(Items from a data source)
————————

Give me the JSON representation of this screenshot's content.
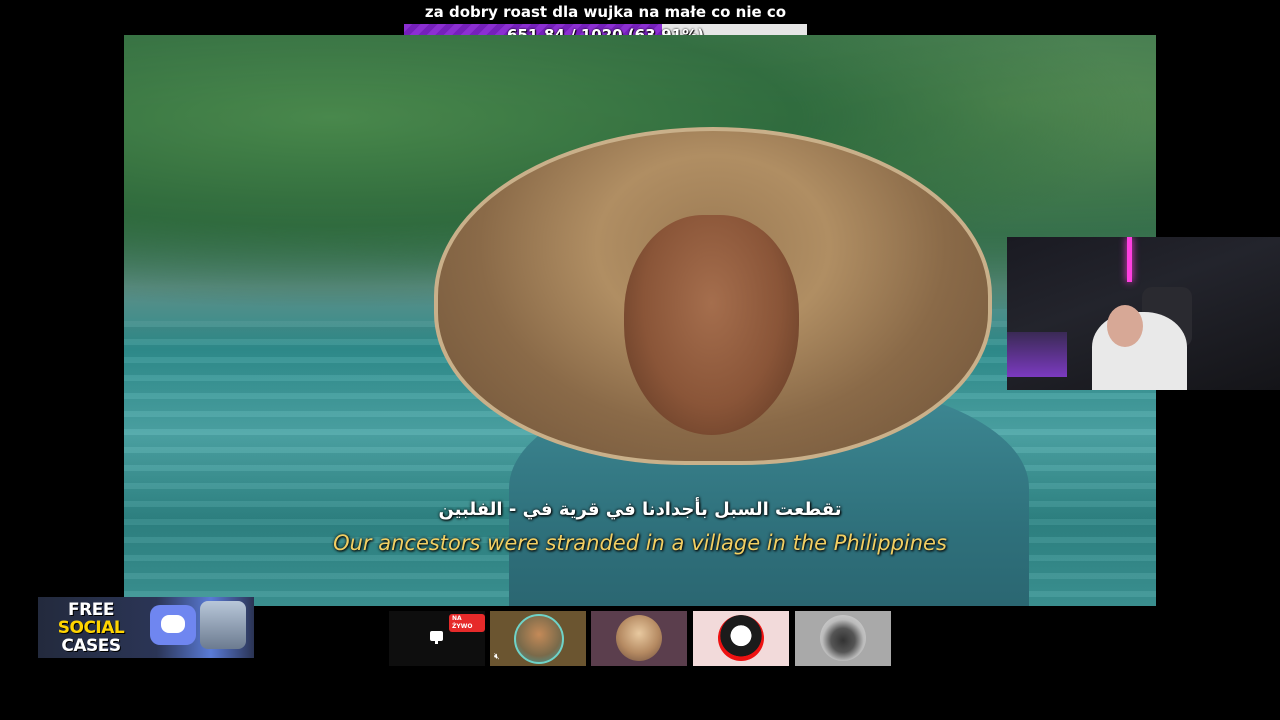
{
  "goal": {
    "title": "za dobry roast dla wujka na małe co nie co",
    "progress_text": "651.84 / 1020 (63.91%)",
    "current": 651.84,
    "target": 1020,
    "percent": 63.91,
    "fill_color": "#8b2fd1"
  },
  "subtitles": {
    "arabic": "تقطعت السبل بأجدادنا في قرية في - الفلبين",
    "english": "Our ancestors were stranded in a village in the Philippines"
  },
  "promo": {
    "line1": "FREE",
    "line2": "SOCIAL",
    "line3": "CASES"
  },
  "participants": [
    {
      "type": "screen-share",
      "icon": "monitor-icon",
      "badge": "NA ŻYWO"
    },
    {
      "type": "avatar",
      "muted": true,
      "icon": "mute-icon"
    },
    {
      "type": "avatar"
    },
    {
      "type": "avatar",
      "active": true
    },
    {
      "type": "avatar"
    }
  ],
  "colors": {
    "subtitle_en": "#f2cf63",
    "live_badge": "#e62a2a",
    "active_tile": "#f2dada"
  }
}
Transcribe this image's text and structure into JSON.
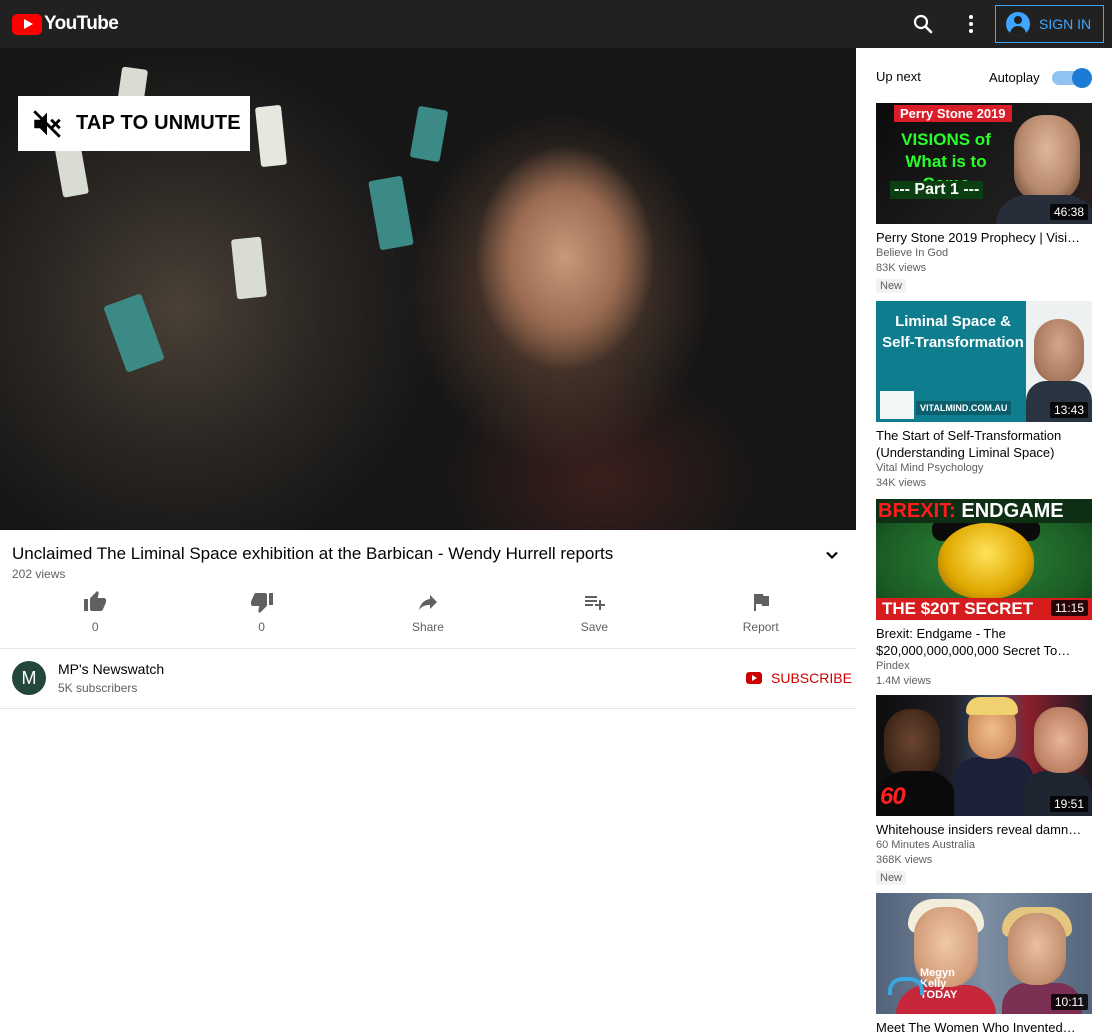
{
  "header": {
    "logo_text": "YouTube",
    "signin_label": "SIGN IN"
  },
  "player": {
    "unmute_label": "TAP TO UNMUTE"
  },
  "video": {
    "title": "Unclaimed The Liminal Space exhibition at the Barbican - Wendy Hurrell reports",
    "views": "202 views"
  },
  "actions": [
    {
      "label": "0",
      "icon": "thumbs-up-icon"
    },
    {
      "label": "0",
      "icon": "thumbs-down-icon"
    },
    {
      "label": "Share",
      "icon": "share-icon"
    },
    {
      "label": "Save",
      "icon": "playlist-add-icon"
    },
    {
      "label": "Report",
      "icon": "flag-icon"
    }
  ],
  "channel": {
    "avatar_letter": "M",
    "avatar_color": "#23473a",
    "name": "MP's Newswatch",
    "subscribers": "5K subscribers",
    "subscribe_label": "SUBSCRIBE"
  },
  "sidebar": {
    "up_next": "Up next",
    "autoplay_label": "Autoplay",
    "autoplay_on": true,
    "videos": [
      {
        "title": "Perry Stone 2019 Prophecy | Visi…",
        "channel": "Believe In God",
        "views": "83K views",
        "badge": "New",
        "duration": "46:38",
        "thumb_text": {
          "line1": "Perry Stone 2019",
          "line2": "VISIONS of What is to Come",
          "line3": "--- Part 1 ---"
        }
      },
      {
        "title": "The Start of Self-Transformation (Understanding Liminal Space)",
        "channel": "Vital Mind Psychology",
        "views": "34K views",
        "duration": "13:43",
        "thumb_text": {
          "line1": "Liminal Space & Self-Transformation",
          "line2": "VITALMIND.COM.AU"
        }
      },
      {
        "title": "Brexit: Endgame - The $20,000,000,000,000 Secret To…",
        "channel": "Pindex",
        "views": "1.4M views",
        "duration": "11:15",
        "thumb_text": {
          "line1a": "BREXIT:",
          "line1b": " ENDGAME",
          "line2": "THE $20T SECRET"
        }
      },
      {
        "title": "Whitehouse insiders reveal damn…",
        "channel": "60 Minutes Australia",
        "views": "368K views",
        "badge": "New",
        "duration": "19:51",
        "thumb_text": {
          "line1": "60"
        }
      },
      {
        "title": "Meet The Women Who Invented…",
        "duration": "10:11",
        "thumb_text": {
          "line1": "Megyn Kelly TODAY"
        }
      }
    ]
  }
}
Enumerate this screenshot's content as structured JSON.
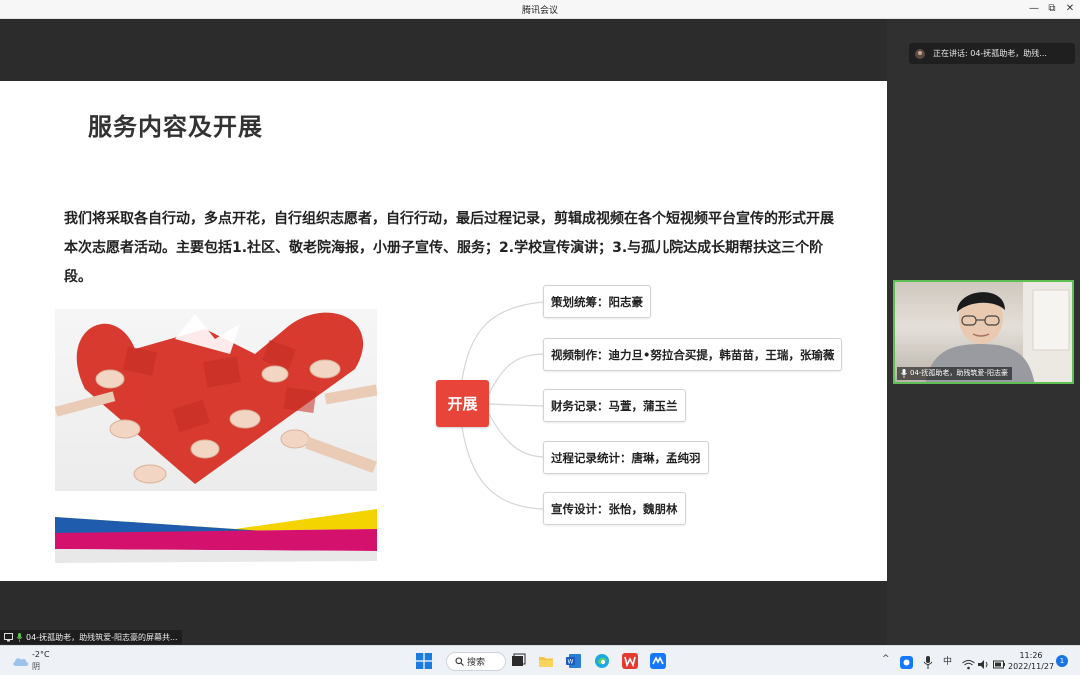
{
  "window": {
    "title": "腾讯会议"
  },
  "slide": {
    "title": "服务内容及开展",
    "body": "我们将采取各自行动，多点开花，自行组织志愿者，自行行动，最后过程记录，剪辑成视频在各个短视频平台宣传的形式开展本次志愿者活动。主要包括1.社区、敬老院海报，小册子宣传、服务；2.学校宣传演讲；3.与孤儿院达成长期帮扶这三个阶段。"
  },
  "mindmap": {
    "center": "开展",
    "nodes": [
      "策划统筹：阳志豪",
      "视频制作：迪力旦•努拉合买提，韩苗苗，王瑞，张瑜薇",
      "财务记录：马萱，蒲玉兰",
      "过程记录统计：唐琳，孟纯羽",
      "宣传设计：张怡，魏朋林"
    ]
  },
  "sidebar": {
    "speaking": "正在讲话: 04-抚孤助老，助残...",
    "camera_label": "04-抚孤助老，助残筑爱-阳志豪"
  },
  "share_bar": {
    "text": "04-抚孤助老，助残筑爱-阳志豪的屏幕共..."
  },
  "taskbar": {
    "weather_temp": "-2°C",
    "weather_desc": "阴",
    "search_label": "搜索",
    "ime": "中",
    "time": "11:26",
    "date": "2022/11/27",
    "notification_count": "1"
  },
  "colors": {
    "accent_red": "#e8443a",
    "mic_green": "#5fbf55"
  }
}
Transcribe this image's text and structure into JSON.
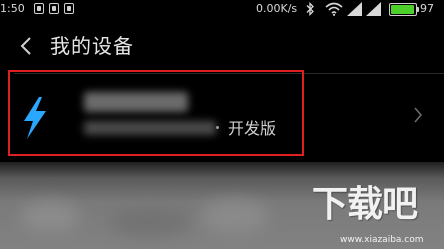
{
  "status_bar": {
    "time": "1:50",
    "net_speed": "0.00K/s",
    "battery_percent": "97",
    "battery_level": 0.97,
    "battery_color": "#4ccf2a",
    "icons": [
      "notification-icon",
      "notification-icon",
      "notification-icon",
      "bluetooth-icon",
      "wifi-icon",
      "signal-icon",
      "battery-icon"
    ]
  },
  "header": {
    "back_icon": "chevron-left-icon",
    "title": "我的设备"
  },
  "device": {
    "icon": "lightning-bolt-icon",
    "icon_color": "#2aa8ff",
    "tag": "开发版",
    "chevron_icon": "chevron-right-icon",
    "highlight_color": "#e02020"
  },
  "watermark": {
    "text": "下载吧",
    "url": "www.xiazaiba.com"
  }
}
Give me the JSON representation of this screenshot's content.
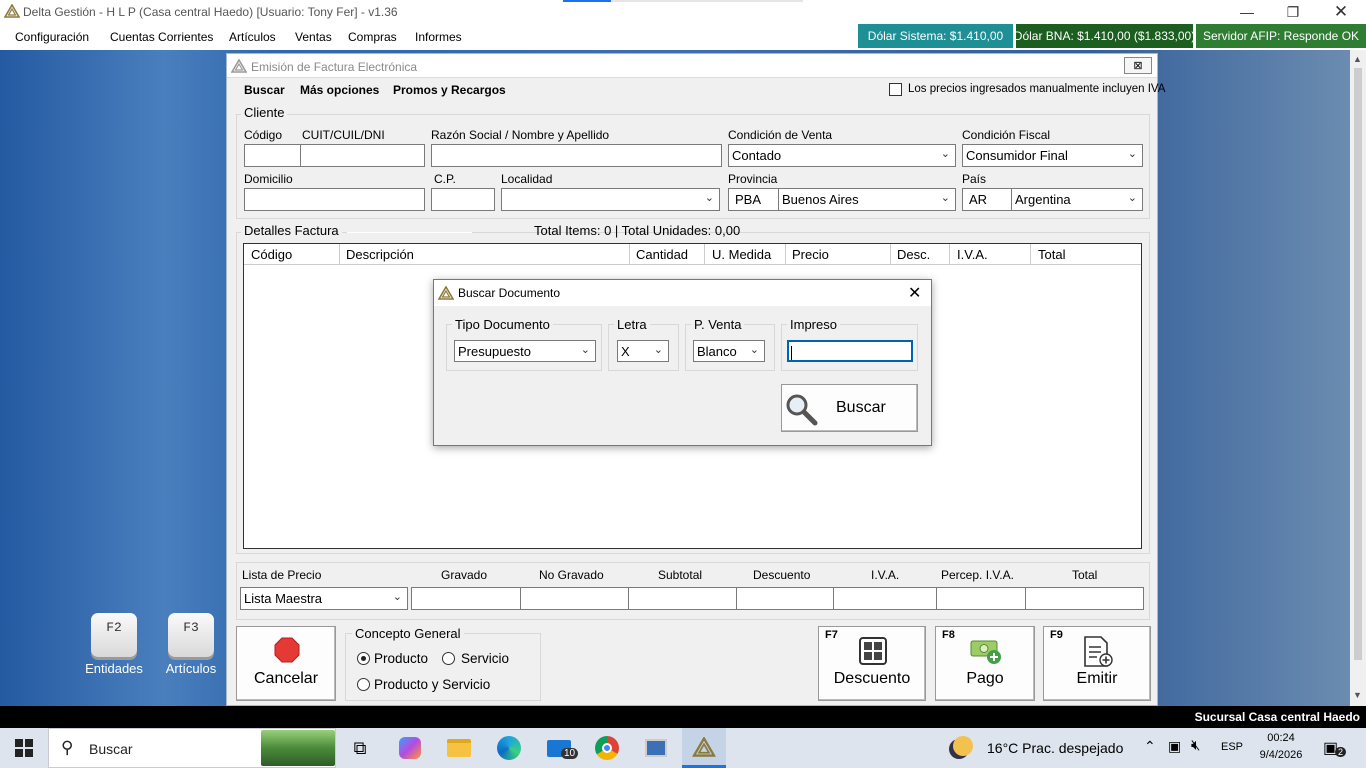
{
  "app": {
    "title": "Delta Gestión - H L P (Casa central Haedo) [Usuario: Tony Fer] - v1.36",
    "menu": [
      "Configuración",
      "Cuentas Corrientes",
      "Artículos",
      "Ventas",
      "Compras",
      "Informes"
    ],
    "status_pills": {
      "dolar_sistema": "Dólar Sistema: $1.410,00",
      "dolar_bna": "Dólar BNA: $1.410,00 ($1.833,00)",
      "afip": "Servidor AFIP:  Responde OK"
    },
    "colors": {
      "teal_pill": "#1f8f96",
      "green_pill": "#1b5e20",
      "afip_pill": "#2e7d32"
    }
  },
  "desktop_icons": [
    {
      "key": "F2",
      "label": "Entidades"
    },
    {
      "key": "F3",
      "label": "Artículos"
    }
  ],
  "invoice": {
    "title": "Emisión de Factura Electrónica",
    "close": "⊠",
    "toolbar": {
      "buscar": "Buscar",
      "mas_opciones": "Más opciones",
      "promos": "Promos y Recargos"
    },
    "precios_iva_label": "Los precios ingresados manualmente incluyen IVA",
    "cliente": {
      "group_label": "Cliente",
      "codigo_label": "Código",
      "cuit_label": "CUIT/CUIL/DNI",
      "razon_label": "Razón Social / Nombre y Apellido",
      "condicion_venta_label": "Condición de Venta",
      "condicion_venta_value": "Contado",
      "condicion_fiscal_label": "Condición Fiscal",
      "condicion_fiscal_value": "Consumidor Final",
      "domicilio_label": "Domicilio",
      "cp_label": "C.P.",
      "localidad_label": "Localidad",
      "provincia_label": "Provincia",
      "provincia_code": "PBA",
      "provincia_value": "Buenos Aires",
      "pais_label": "País",
      "pais_code": "AR",
      "pais_value": "Argentina"
    },
    "detalles": {
      "group_label": "Detalles Factura",
      "totals_text": "Total Items: 0 | Total Unidades: 0,00",
      "columns": [
        "Código",
        "Descripción",
        "Cantidad",
        "U. Medida",
        "Precio",
        "Desc.",
        "I.V.A.",
        "Total"
      ]
    },
    "footer": {
      "lista_precio_label": "Lista de Precio",
      "lista_precio_value": "Lista Maestra",
      "gravado": "Gravado",
      "no_gravado": "No Gravado",
      "subtotal": "Subtotal",
      "descuento": "Descuento",
      "iva": "I.V.A.",
      "percep": "Percep. I.V.A.",
      "total": "Total"
    },
    "cancelar_label": "Cancelar",
    "concepto": {
      "group_label": "Concepto General",
      "producto": "Producto",
      "servicio": "Servicio",
      "producto_servicio": "Producto y Servicio"
    },
    "actions": [
      {
        "key": "F7",
        "label": "Descuento"
      },
      {
        "key": "F8",
        "label": "Pago"
      },
      {
        "key": "F9",
        "label": "Emitir"
      }
    ]
  },
  "dialog": {
    "title": "Buscar Documento",
    "tipo_label": "Tipo Documento",
    "tipo_value": "Presupuesto",
    "letra_label": "Letra",
    "letra_value": "X",
    "pventa_label": "P. Venta",
    "pventa_value": "Blanco",
    "impreso_label": "Impreso",
    "impreso_value": "",
    "buscar_label": "Buscar"
  },
  "statusbar": {
    "sucursal": "Sucursal Casa central Haedo"
  },
  "taskbar": {
    "search_placeholder": "Buscar",
    "mail_badge": "10",
    "weather": "16°C  Prac. despejado",
    "lang": "ESP",
    "time": "00:24",
    "date": "9/4/2026",
    "notif_count": "2"
  }
}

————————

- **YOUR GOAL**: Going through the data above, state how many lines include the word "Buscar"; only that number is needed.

- **SOLUTION FOR THIS PROBLEM**: 4